Intel's purchase of Wind River should prove useful for its upcoming Moorestown MIDs

Intel Corporation has agreed to buy embedded software company Wind River for $884 million (£550 million); its first acquisition in four years.

The company specialises in device software optimisation (DSO) - providing software to help all kinds of phones, gadgets and CE devices work faster and smoother.

Wind River technology is currently deployed in over 300 million devices worldwide, including products by Apple, Hewlett-Packard, Motorola and even NASA.

Future in phones

The move by Intel is part of its strategy to grow its processor and software presence outside the traditional PC and server markets into embedded systems and mobile handheld devices.

Intel expects smart phones, mobile Internet devices, in-car info-tainment systems to become increasingly connected and intelligent, requiring supporting applications and services as well as full Internet functionality.

Intel hardware can be already found in around 80 per cent of the world's computers, and yesterday the chip-maker demonstrated the first working mobile internet devices (MIDs) using its new low-power Atom chipset, codenamed Moorestown.
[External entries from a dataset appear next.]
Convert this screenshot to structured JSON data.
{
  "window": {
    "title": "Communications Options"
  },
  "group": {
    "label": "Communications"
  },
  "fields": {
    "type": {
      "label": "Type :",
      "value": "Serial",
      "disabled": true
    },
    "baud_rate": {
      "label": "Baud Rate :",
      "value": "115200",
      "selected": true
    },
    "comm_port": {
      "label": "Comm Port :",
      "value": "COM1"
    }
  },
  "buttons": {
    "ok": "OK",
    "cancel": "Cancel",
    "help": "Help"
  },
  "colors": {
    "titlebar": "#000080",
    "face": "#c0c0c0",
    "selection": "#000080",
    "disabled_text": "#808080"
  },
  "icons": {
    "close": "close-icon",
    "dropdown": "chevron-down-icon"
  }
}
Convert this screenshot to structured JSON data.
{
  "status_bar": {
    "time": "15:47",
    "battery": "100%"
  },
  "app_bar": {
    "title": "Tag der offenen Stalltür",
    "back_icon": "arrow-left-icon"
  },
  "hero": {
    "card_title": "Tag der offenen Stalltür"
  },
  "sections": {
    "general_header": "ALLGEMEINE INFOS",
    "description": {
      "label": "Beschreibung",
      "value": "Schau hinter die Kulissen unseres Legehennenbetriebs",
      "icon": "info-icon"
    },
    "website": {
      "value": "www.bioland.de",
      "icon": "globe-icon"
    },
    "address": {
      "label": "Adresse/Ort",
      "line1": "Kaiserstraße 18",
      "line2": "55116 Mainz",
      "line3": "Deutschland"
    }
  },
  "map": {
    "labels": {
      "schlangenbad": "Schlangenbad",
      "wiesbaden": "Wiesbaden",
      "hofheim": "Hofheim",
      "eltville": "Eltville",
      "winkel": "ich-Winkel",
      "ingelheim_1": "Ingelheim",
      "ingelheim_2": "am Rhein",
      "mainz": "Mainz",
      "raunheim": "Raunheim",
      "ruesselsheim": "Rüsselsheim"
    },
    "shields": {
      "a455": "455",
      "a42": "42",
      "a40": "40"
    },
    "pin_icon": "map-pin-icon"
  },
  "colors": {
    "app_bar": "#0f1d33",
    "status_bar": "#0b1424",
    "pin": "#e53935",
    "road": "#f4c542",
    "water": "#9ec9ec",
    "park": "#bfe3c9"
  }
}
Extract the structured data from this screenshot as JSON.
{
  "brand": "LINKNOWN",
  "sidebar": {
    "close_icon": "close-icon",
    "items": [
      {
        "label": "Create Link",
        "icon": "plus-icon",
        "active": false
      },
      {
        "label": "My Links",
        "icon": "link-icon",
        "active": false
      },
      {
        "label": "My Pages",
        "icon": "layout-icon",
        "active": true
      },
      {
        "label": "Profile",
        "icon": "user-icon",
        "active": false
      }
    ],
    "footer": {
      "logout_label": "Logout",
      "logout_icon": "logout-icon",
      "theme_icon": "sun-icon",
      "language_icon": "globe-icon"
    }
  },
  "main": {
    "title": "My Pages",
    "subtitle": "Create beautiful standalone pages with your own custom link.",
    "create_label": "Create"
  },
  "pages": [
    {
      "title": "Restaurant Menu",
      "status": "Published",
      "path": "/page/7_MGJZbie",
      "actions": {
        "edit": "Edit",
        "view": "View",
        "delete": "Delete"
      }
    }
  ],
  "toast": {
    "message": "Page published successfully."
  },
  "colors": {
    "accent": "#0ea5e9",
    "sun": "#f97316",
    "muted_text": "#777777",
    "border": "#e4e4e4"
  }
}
The devices were all running version 2.0 of Intel's Linux operating system called Moblin, and are expected to hit the market early next year, according to PC World.